As parents in Pernambut struggle to meet family expenses, they are sometimes forced to send their children out to work. In some cases they mortgage their children into bonded labour in exchange for cash loans; the children are bonded to work there until the family's debt, plus interest, is fully repaid. Children are employed mainly in manufacturing industries, such as making beedis (hand-rolled cigarettes), rope products, matches and fireworks. The employers often physically or mentally abuse the children, who work in unhealthy conditions for little pay.
The Born to be Free Project supports communities as they combat child labour and release children from bonded labour. The project reintegrates children into the school system and provides a transit school for children who have missed out on an education. Older children are trained in skills that will help them earn a good income to assist their families. The project teaches improved methods of generating income to ensure parents don't have to consider child labour in times of hardship. Community members also learn about child rights and become strong advocates against child labour.
World Vision New Zealand CEO Lisa Cescon says the money raised as a result of Cycling with the Poor will not only continue the work at Born to be Free in Pernambut but will also help to fund a new Born to be Free project in Rajahmundry, further north in the Indian state of Andhra Pradesh.
"This new project will tackle child labor in one of the worst affected areas of India and build on the good practices of the Born to be Free project in Pernambut. It will not only rehabilitate children formerly bonded into labour but also those who have been trafficked - many of whom are forced to become child sex workers. The Pawsons' fundraising efforts will make a huge difference in the lives of children who are living in the most appalling conditions.
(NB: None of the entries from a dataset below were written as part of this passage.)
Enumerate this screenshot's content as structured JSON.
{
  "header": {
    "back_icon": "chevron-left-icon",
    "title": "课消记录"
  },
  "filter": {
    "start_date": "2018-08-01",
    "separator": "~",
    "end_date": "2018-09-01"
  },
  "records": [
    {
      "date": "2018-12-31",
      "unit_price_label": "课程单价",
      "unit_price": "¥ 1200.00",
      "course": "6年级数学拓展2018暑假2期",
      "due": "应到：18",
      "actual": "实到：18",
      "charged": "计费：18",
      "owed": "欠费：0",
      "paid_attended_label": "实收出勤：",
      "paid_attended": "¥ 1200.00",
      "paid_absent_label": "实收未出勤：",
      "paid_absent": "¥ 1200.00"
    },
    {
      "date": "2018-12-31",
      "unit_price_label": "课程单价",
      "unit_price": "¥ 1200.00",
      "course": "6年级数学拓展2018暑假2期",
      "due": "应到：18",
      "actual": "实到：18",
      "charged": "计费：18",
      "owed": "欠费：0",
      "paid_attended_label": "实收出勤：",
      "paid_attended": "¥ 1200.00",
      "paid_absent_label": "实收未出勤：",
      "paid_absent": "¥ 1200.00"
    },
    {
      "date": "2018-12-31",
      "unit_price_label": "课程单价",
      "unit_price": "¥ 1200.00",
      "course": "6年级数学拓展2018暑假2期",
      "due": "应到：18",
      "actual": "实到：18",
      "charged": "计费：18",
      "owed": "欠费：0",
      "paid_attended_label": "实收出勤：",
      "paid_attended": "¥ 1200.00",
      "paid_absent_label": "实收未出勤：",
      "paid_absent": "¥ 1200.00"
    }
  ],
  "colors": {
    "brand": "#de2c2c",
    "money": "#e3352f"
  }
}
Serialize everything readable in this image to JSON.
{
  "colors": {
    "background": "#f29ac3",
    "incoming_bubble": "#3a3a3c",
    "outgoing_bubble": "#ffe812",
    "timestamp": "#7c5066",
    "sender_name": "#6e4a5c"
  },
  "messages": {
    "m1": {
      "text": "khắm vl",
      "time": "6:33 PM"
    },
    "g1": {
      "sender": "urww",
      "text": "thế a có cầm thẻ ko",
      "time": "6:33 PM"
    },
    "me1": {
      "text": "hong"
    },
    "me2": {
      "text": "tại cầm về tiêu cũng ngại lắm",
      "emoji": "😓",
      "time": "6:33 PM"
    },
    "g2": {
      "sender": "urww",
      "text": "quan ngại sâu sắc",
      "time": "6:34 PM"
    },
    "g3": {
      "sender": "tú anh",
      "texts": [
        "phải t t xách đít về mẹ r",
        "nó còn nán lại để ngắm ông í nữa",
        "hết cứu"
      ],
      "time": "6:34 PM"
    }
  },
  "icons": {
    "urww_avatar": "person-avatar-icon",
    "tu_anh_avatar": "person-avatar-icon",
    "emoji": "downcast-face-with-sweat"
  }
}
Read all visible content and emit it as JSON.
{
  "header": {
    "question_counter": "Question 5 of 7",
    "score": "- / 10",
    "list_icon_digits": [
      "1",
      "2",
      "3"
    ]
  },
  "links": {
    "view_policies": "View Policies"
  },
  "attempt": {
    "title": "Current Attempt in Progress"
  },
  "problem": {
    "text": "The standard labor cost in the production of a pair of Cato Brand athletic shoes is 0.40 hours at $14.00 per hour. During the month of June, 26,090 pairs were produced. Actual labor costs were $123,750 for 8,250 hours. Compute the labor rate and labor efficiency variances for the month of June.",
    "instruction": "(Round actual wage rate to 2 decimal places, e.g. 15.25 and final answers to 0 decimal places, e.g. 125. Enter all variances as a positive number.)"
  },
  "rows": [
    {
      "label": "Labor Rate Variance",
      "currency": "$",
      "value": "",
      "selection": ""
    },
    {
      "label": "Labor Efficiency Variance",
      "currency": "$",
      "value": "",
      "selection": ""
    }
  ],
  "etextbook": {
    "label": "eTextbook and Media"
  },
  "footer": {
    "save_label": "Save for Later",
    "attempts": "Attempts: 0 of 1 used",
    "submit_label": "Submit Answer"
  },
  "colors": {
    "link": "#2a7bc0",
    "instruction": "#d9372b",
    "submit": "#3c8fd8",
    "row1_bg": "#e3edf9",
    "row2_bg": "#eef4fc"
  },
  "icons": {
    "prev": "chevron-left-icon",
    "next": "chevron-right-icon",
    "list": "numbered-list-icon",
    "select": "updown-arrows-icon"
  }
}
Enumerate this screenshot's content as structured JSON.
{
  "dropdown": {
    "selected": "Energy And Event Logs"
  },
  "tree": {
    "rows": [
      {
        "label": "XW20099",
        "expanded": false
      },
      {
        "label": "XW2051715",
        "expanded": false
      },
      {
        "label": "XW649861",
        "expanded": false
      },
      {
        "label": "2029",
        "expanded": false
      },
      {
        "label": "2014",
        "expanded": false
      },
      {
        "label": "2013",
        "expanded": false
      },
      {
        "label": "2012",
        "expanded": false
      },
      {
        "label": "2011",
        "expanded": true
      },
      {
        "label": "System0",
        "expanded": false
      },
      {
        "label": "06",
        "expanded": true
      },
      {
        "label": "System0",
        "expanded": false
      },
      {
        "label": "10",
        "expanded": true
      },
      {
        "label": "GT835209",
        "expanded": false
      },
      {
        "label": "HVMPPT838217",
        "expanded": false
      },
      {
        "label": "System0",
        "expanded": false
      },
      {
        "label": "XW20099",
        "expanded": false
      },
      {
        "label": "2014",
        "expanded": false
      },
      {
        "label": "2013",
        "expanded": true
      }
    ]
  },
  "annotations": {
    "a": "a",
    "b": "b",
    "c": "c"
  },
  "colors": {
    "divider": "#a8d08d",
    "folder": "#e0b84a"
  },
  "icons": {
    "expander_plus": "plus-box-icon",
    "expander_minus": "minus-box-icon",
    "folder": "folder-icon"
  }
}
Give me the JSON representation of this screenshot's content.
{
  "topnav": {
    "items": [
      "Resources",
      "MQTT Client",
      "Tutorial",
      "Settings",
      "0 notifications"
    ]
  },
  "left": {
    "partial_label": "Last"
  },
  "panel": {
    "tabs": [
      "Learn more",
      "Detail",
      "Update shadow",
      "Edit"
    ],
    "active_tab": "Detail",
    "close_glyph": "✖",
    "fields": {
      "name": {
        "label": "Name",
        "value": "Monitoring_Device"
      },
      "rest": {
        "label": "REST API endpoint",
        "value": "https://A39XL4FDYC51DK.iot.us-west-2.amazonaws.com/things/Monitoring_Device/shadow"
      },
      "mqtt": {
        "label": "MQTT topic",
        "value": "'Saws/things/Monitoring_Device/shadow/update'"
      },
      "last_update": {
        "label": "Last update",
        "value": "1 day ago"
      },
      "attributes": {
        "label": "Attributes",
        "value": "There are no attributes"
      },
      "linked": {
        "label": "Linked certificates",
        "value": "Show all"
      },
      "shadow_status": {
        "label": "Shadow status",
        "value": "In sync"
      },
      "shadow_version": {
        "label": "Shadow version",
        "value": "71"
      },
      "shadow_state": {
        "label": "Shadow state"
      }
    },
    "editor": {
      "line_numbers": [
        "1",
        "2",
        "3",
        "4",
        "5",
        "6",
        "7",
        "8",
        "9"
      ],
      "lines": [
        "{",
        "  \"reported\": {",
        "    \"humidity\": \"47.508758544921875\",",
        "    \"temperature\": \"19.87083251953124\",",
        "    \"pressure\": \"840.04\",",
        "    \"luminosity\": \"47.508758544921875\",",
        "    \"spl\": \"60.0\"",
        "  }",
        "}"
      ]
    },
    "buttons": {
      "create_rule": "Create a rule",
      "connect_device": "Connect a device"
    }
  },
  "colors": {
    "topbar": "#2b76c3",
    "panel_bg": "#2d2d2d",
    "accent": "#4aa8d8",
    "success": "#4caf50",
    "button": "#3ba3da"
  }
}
The money raised from Cycling with the Poor will allow us to get this new project in Rajahmundry off the ground - bringing hope to children who currently have none," she says.
To find out how to create your own DIY Cycling with the Poor event, go to www.cyclingwiththepoor.co.nz and click on Support.